"The Last King of Scotland"
Directed by Kevin Macdonald.
Written by Jeremy Brock, Giles Foden, Peter Morgan and Joe
Starring James McAvoy, Forest Whitaker, Kerry Washington and
Release Year: 2006
Review Date: 10/19/06
Based on the real-life dictator Idi Amin,
"The Last King of Scotland" is a great film when it follows Amin.
Set in Uganda sometime around 1970, the film follows the start of
the rule of Amin, who over the course of his dictatorship left with
more than 300,000 bodies on his record as a result of mass genocide
and was the larger-than-life character that makes for great cinema.
So, as such, Forest Whitaker--sifting through Oscar buzz, rightfully
so--is all over the part of Amin and his mix of very likeable charm
and very evil methods make the character eminently watchable.
But the film is actually about a Scottish
doctor named Nick Garrigan (James McAvoy), who decides after
graduating from his medical program to spin a globe in the family
house and puts his finger on the first place it lands...Uganda!
He makes the trip, meets new friends, and finds work at a desolate
mission where he works with the wife of another white doctor in
Uganda (the wife is played by Gillian Anderson, of "X-Files" fame).
One day while working at the mission, he is called upon to splint
the wrist of one Idi Amin, and from there, Amin hires Garrigan as
his personal doctor, where Garrigan watches first-hand the insane
amount of shit that Amin is into.
Because the doctor character is made up and
the doctor's backstory and focus aren't that interesting (just why
the hell is he still here? What is his motivation to continue
working with a mass murderer? Did his upbringing possibly lead
him down this path?), "The Last King of Scotland" struggled for me
whenever Whitaker is not on the screen. It's not that the
performances of the other actors here, including Kerry Washington as
one of Amin's four wives, are that bad...it's just that we should be
focusing on the film's tentpole, the dictator.
Director Kevin Macdonald (he did the awesome
the Void", which you should rent stat) gives us a good-looking,
well-paced, at-times-shocking film; whoa, a couple of people really
get it by the time this thing is over, which only skimmed the
surface of what kind of a monster Amin was. The film stirred
thoughts in me about anyone that had to suffer through living in a
part-time civil war zone during any stretch of time; wow, I just
can't imagine. This helps make "The Last King of Scotland" a
pretty intense experience, but one that ultimately was unfulfilled
because of the shortage of the Whitaker scenes. Certainly,
Whitaker's performance should be a hot topic come awards season.
Comments? Drop me a line at
Bellview Rating System:
"Opening Weekend": This is
the highest rating a movie can receive. Reserved for movies that
exhibit the highest level of acting, plot, character development,
setting...or Salma Hayek. Not necessarily in that order.

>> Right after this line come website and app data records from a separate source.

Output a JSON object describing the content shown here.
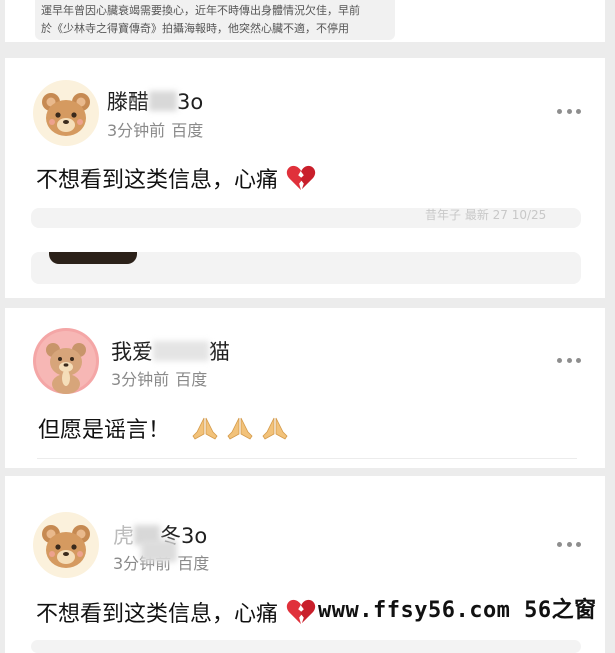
{
  "top_snippet": {
    "line1": "運早年曾因心臟衰竭需要換心，近年不時傳出身體情況欠佳，早前",
    "line2": "於《少林寺之得寶傳奇》拍攝海報時，他突然心臟不適，不停用"
  },
  "comments": [
    {
      "username": "滕醋",
      "username_suffix": "3o",
      "time": "3分钟前",
      "source": "百度",
      "text": "不想看到这类信息，心痛",
      "emoji": "broken-heart",
      "faded_meta": "昔年子 最新 27 10/25"
    },
    {
      "username": "我爱",
      "username_suffix": "猫",
      "time": "3分钟前",
      "source": "百度",
      "text": "但愿是谣言！",
      "emoji": "praying-hands"
    },
    {
      "username": "虎",
      "username_suffix": "冬3o",
      "time": "3分钟前",
      "source": "百度",
      "text": "不想看到这类信息，心痛",
      "emoji": "broken-heart"
    }
  ],
  "watermark": "www.ffsy56.com 56之窗",
  "colors": {
    "background": "#ececec",
    "card": "#ffffff",
    "meta_gray": "#8a8a8a",
    "heart_red": "#e0313b",
    "avatar_bg": "#fbf1dc",
    "avatar_pink_bg": "#f4a6a6"
  }
}
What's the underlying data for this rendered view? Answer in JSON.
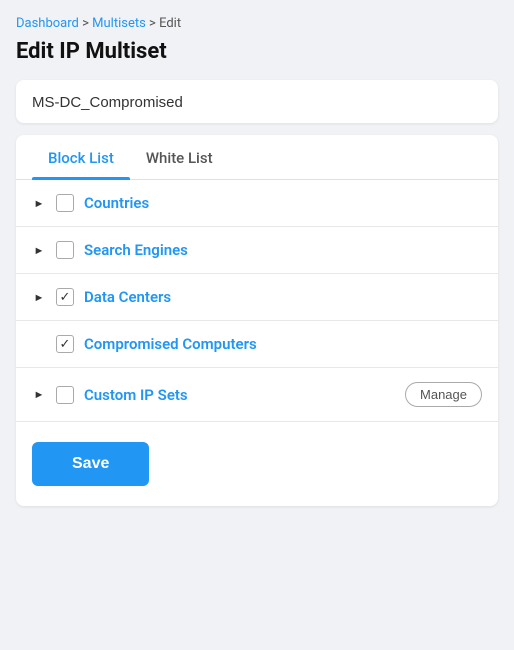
{
  "breadcrumb": {
    "dashboard": "Dashboard",
    "separator1": " > ",
    "multisets": "Multisets",
    "separator2": " > ",
    "current": "Edit"
  },
  "page_title": "Edit IP Multiset",
  "name_input": {
    "value": "MS-DC_Compromised",
    "placeholder": "Multiset name"
  },
  "tabs": [
    {
      "id": "block-list",
      "label": "Block List",
      "active": true
    },
    {
      "id": "white-list",
      "label": "White List",
      "active": false
    }
  ],
  "list_items": [
    {
      "id": "countries",
      "label": "Countries",
      "has_chevron": true,
      "checked": false,
      "indented": false,
      "has_manage": false
    },
    {
      "id": "search-engines",
      "label": "Search Engines",
      "has_chevron": true,
      "checked": false,
      "indented": false,
      "has_manage": false
    },
    {
      "id": "data-centers",
      "label": "Data Centers",
      "has_chevron": true,
      "checked": true,
      "indented": false,
      "has_manage": false
    },
    {
      "id": "compromised-computers",
      "label": "Compromised Computers",
      "has_chevron": false,
      "checked": true,
      "indented": true,
      "has_manage": false
    },
    {
      "id": "custom-ip-sets",
      "label": "Custom IP Sets",
      "has_chevron": true,
      "checked": false,
      "indented": false,
      "has_manage": true,
      "manage_label": "Manage"
    }
  ],
  "save_button": "Save",
  "colors": {
    "blue": "#2196f3",
    "accent": "#2196f3"
  }
}
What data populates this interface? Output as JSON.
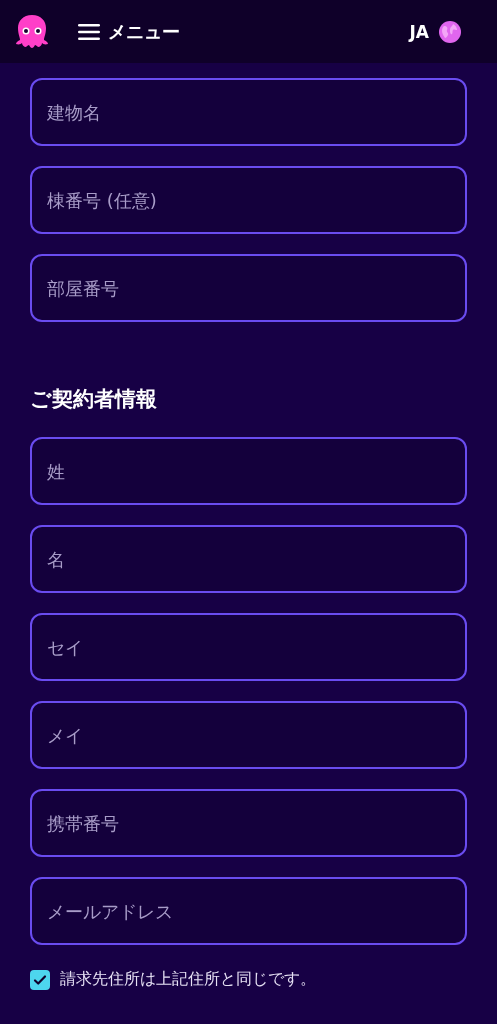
{
  "header": {
    "menu_label": "メニュー",
    "language": "JA"
  },
  "address_fields": [
    {
      "placeholder": "建物名"
    },
    {
      "placeholder": "棟番号 (任意)"
    },
    {
      "placeholder": "部屋番号"
    }
  ],
  "contract_section": {
    "title": "ご契約者情報",
    "fields": [
      {
        "placeholder": "姓"
      },
      {
        "placeholder": "名"
      },
      {
        "placeholder": "セイ"
      },
      {
        "placeholder": "メイ"
      },
      {
        "placeholder": "携帯番号"
      },
      {
        "placeholder": "メールアドレス"
      }
    ]
  },
  "billing_same": {
    "label": "請求先住所は上記住所と同じです。",
    "checked": true
  }
}
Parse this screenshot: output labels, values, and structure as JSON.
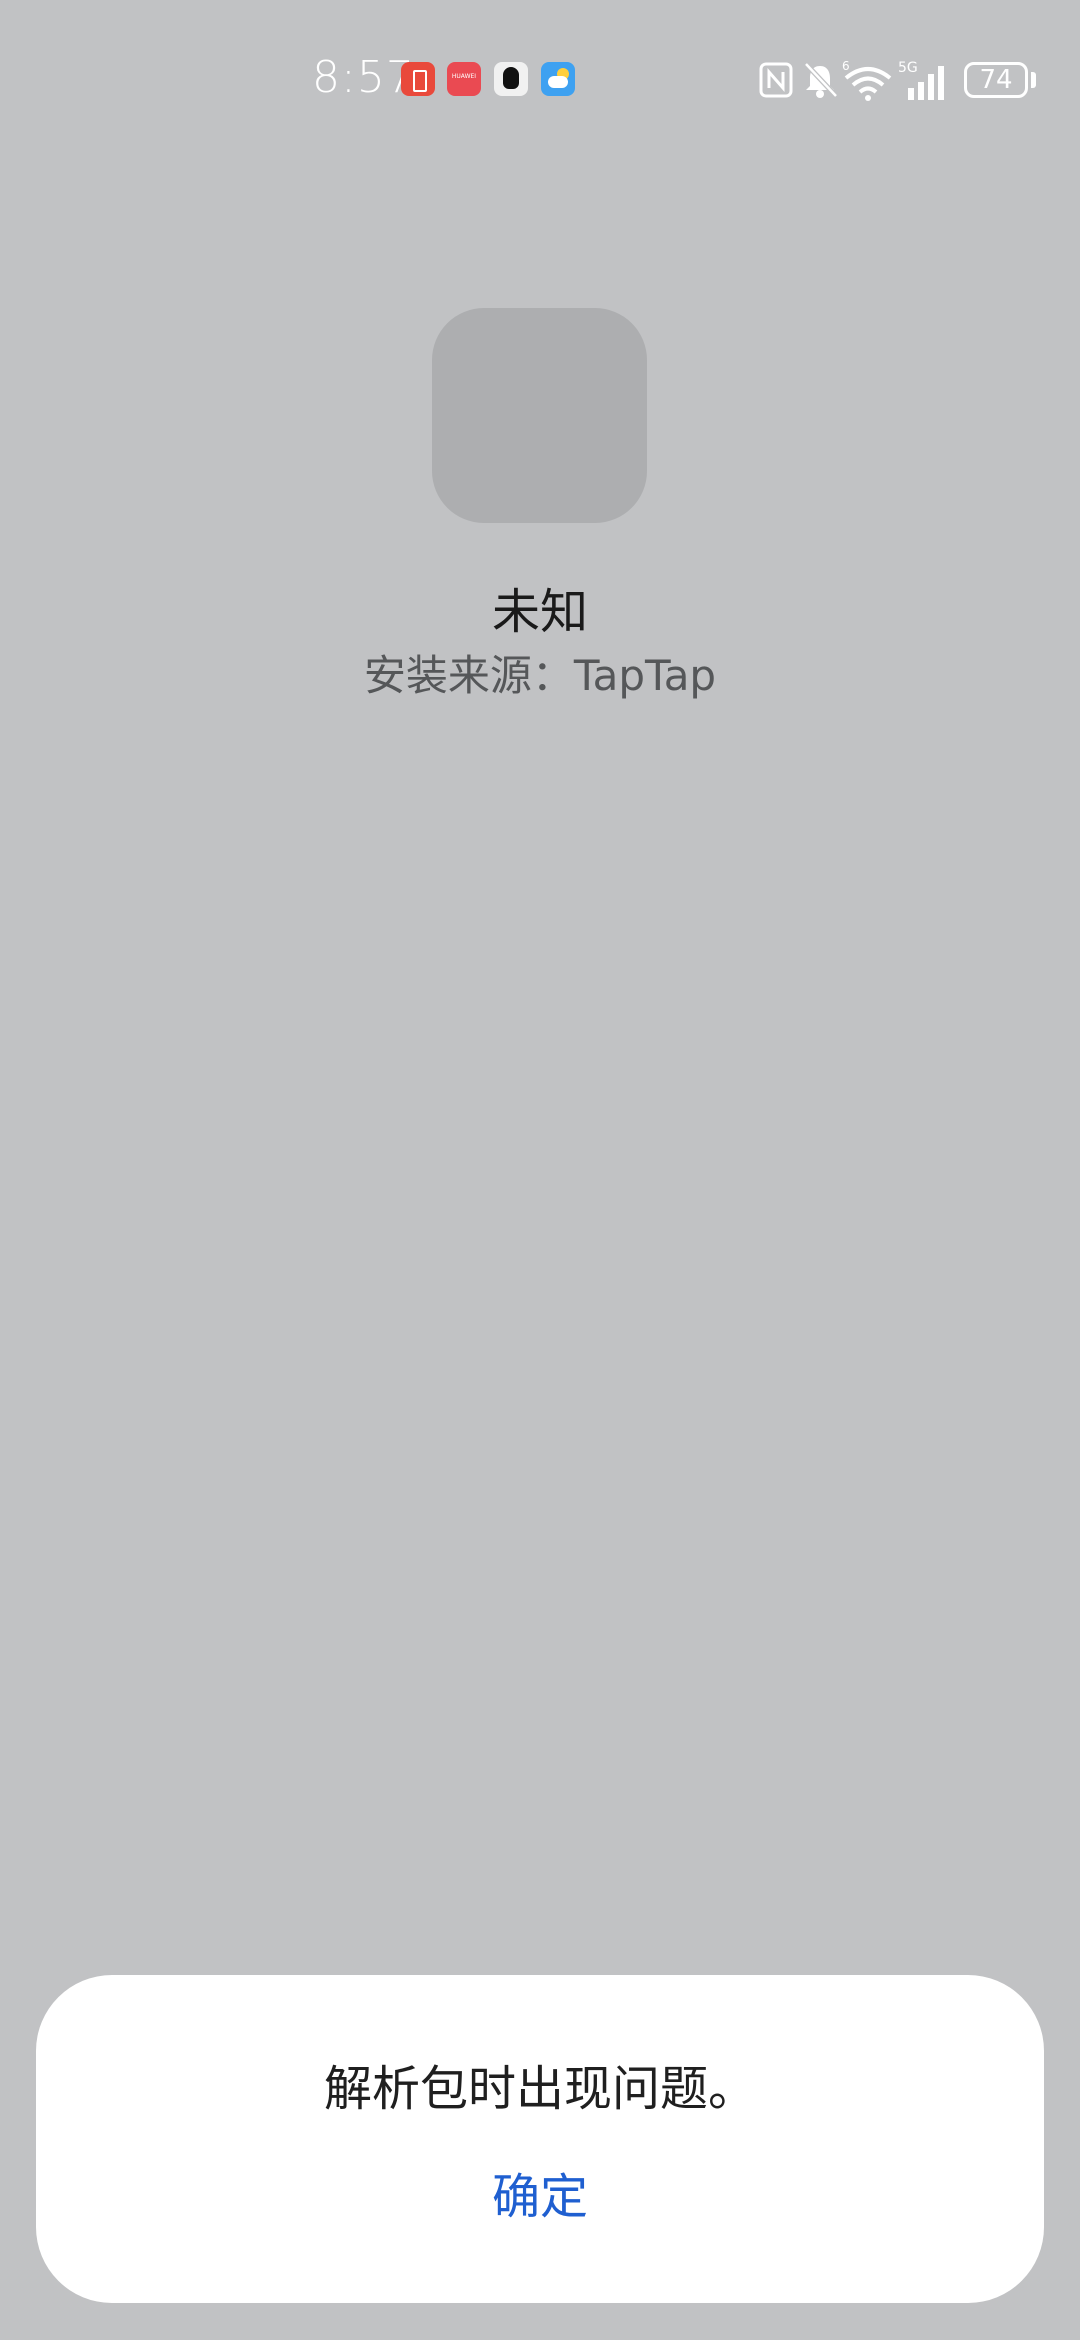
{
  "status_bar": {
    "time": "8:57",
    "battery_level": "74",
    "notification_icons": [
      "battery-saver-icon",
      "huawei-appgallery-icon",
      "qq-icon",
      "weather-icon"
    ],
    "system_icons": [
      "nfc-icon",
      "bell-muted-icon",
      "wifi-6-icon",
      "5g-signal-icon",
      "battery-icon"
    ]
  },
  "app": {
    "name": "未知",
    "install_source": "安装来源：TapTap"
  },
  "dialog": {
    "message": "解析包时出现问题。",
    "confirm_label": "确定"
  },
  "colors": {
    "background": "#c1c2c4",
    "accent": "#1f5fd0"
  }
}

"$X.XX Show": This price
changes each year due to the inflation of movie prices; currently,
it is the $9.50 Show. While not technically perfect, this is a
movie that will still entertain you at a very high level.
"Undercover Brother" falls into this category; it's no "Casablanca",
but you'll have a great time watching. The $9.50 Show won't win any
Oscars, but you'll be quoting lines from the thing for ages (see
"Matinee": An average movie
that merits no more than a $6.50 viewing at your local theater.
Seeing it for less than $9.50 will make you feel a lot better about
yourself. A movie like "Blue Crush" fits this category; you leave
the theater saying "That wasn't too bad...man, did you see that
Lakers game last night?"
"Rental": This rating
indicates a movie that you see in the previews and say to your
friend, "I'll be sure to miss that one." Mostly forgettable, you
couldn't lose too much by going to Hollywood Video and paying $3 to
watch it with your sig other, but you would only do that if the
video store was out of copies of "Ronin." If you can, see this
movie for free. This is what your TV Guide would give "one and a
"Hard Vice": This rating is
the bottom of the barrel. A movie that only six other human beings
have witnessed, this is the worst movie I have ever seen. A Shannon
Tweed "thriller," it is so bad as to be funny during almost every
one of its 84 minutes, and includes the worst ending ever put into a
movie. Marginally worse than "Cabin Boy", "The Avengers" or
"Leonard, Part 6", this rating means that you should avoid this
movie at all costs, or no costs, EVEN IF YOU CAN SEE IT FOR FREE!
(Warning: strong profanity will be used in all reviews of "Hard